More info: Tom Strandberg – ODOT Region 5 PIO, 541-963-1330, firstname.lastname@example.org
The Oregon Department of Transportation will be using portable traffic signals in some work zones at several locations this summer to help improve safety. The automated flagger assistance device, often referred to as a robo flagger, is a small traffic signal with a crossing arm that drops down to block traffic when the lane is closed. These traffic control units are more visible than human flaggers and motorists tend to see them from a greater distance away.
These robo flaggers are typically controlled by staff located a safe distance from moving traffic. Highway construction operations can be extremely hazardous, especially when motorists aren’t paying attention or are under the influence of drugs or alcohol. Several recent work zone crashes, including one where a flagger was struck and killed in Umatilla County, are prompting the use of the robo flagger devices.

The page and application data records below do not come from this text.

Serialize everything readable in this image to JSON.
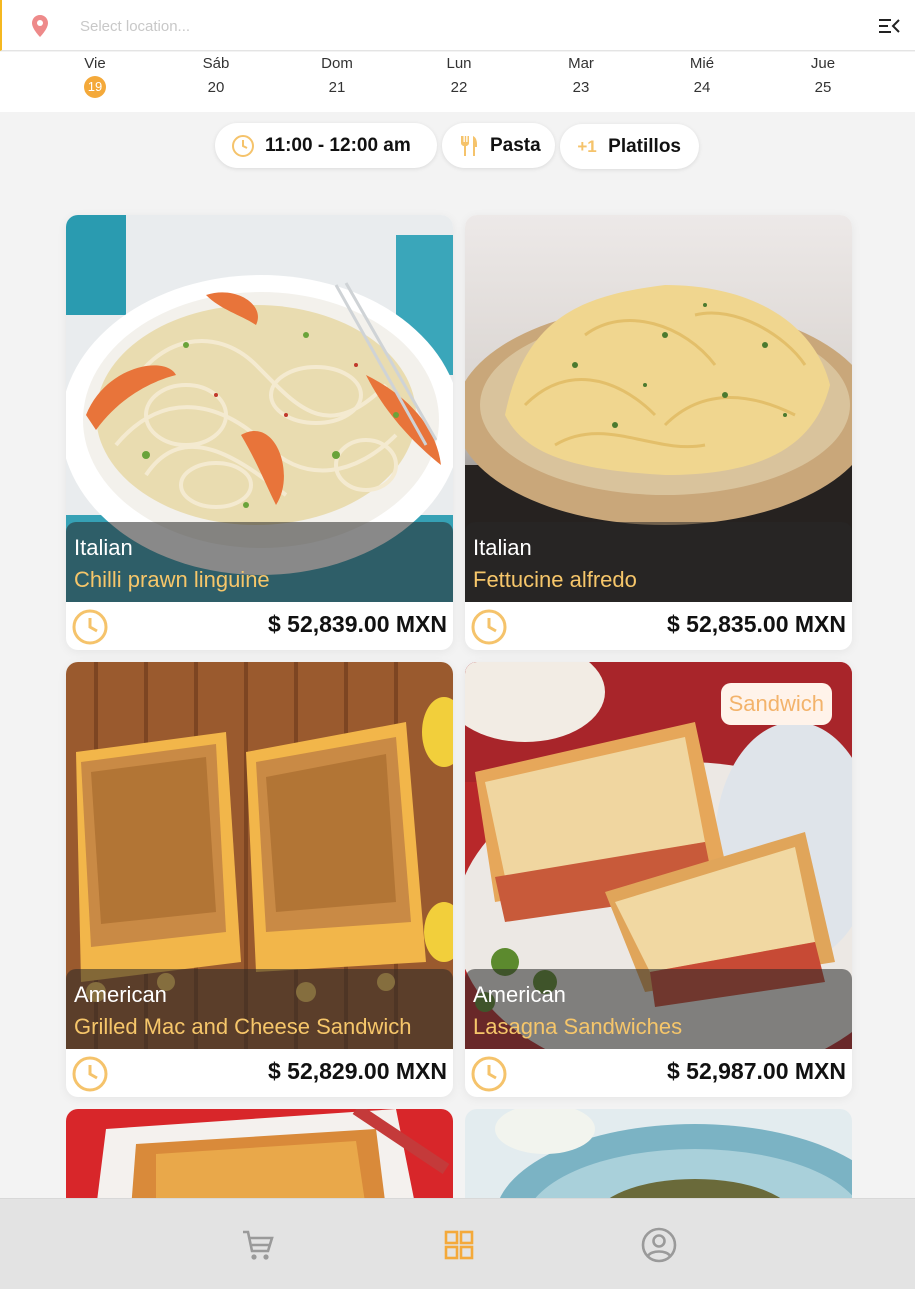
{
  "topbar": {
    "location_placeholder": "Select location...",
    "location_value": ""
  },
  "days": [
    {
      "name": "Vie",
      "date": "19",
      "selected": true
    },
    {
      "name": "Sáb",
      "date": "20"
    },
    {
      "name": "Dom",
      "date": "21"
    },
    {
      "name": "Lun",
      "date": "22"
    },
    {
      "name": "Mar",
      "date": "23"
    },
    {
      "name": "Mié",
      "date": "24"
    },
    {
      "name": "Jue",
      "date": "25"
    }
  ],
  "filters": {
    "time": {
      "label": "11:00 - 12:00 am",
      "icon": "clock-icon"
    },
    "category": {
      "label": "Pasta",
      "icon": "fork-knife-icon"
    },
    "dishes": {
      "prefix": "+1",
      "label": "Platillos"
    }
  },
  "cards": [
    {
      "cuisine": "Italian",
      "dish": "Chilli prawn linguine",
      "price": "$ 52,839.00 MXN"
    },
    {
      "cuisine": "Italian",
      "dish": "Fettucine alfredo",
      "price": "$ 52,835.00 MXN"
    },
    {
      "cuisine": "American",
      "dish": "Grilled Mac and Cheese Sandwich",
      "price": "$ 52,829.00 MXN"
    },
    {
      "cuisine": "American",
      "dish": "Lasagna Sandwiches",
      "price": "$ 52,987.00 MXN",
      "tag": "Sandwich"
    }
  ],
  "colors": {
    "accent": "#f4a93a",
    "dish_text": "#f6c66a",
    "icon_inactive": "#9a9a9a"
  },
  "bottom_nav": [
    "cart-icon",
    "grid-icon",
    "account-icon"
  ]
}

Motorists are reminded to obey the signal and stay behind the stop sign when the light is red and control arm is down. Don’t drive around the control arm. Doing so puts you and others at risk as crews may be working on the roadway ahead and traffic from the opposite direction may be heading towards you. You could also get a hefty ticket, as traffic fines are double the amount in all work zones.
“Just because you might not see crews, equipment, or other traffic in the area doesn’t mean you can disobey the temporary traffic signal,” said ODOT Bridge Crew Coordinator Robert Cash. “Wait for the arm to move up and the light to switch from red to flashing orange. We’ll open the gate and allow you to proceed as soon as it is safe to do so.”
You can expect to see the robo flaggers along OR19 near Kimberly early next week. In June and July the units will be used in work zones along U.S. 730 between Umatilla and I-84; in La Grande along Cove and McAlister avenues at the freeway overpasses; along OR 334 and 335 near Helix and Athena; and other locations throughout the summer and fall.
“Please be patient and remember highway crews are working to create a safer, more efficient transportation system for all users,” Cash said.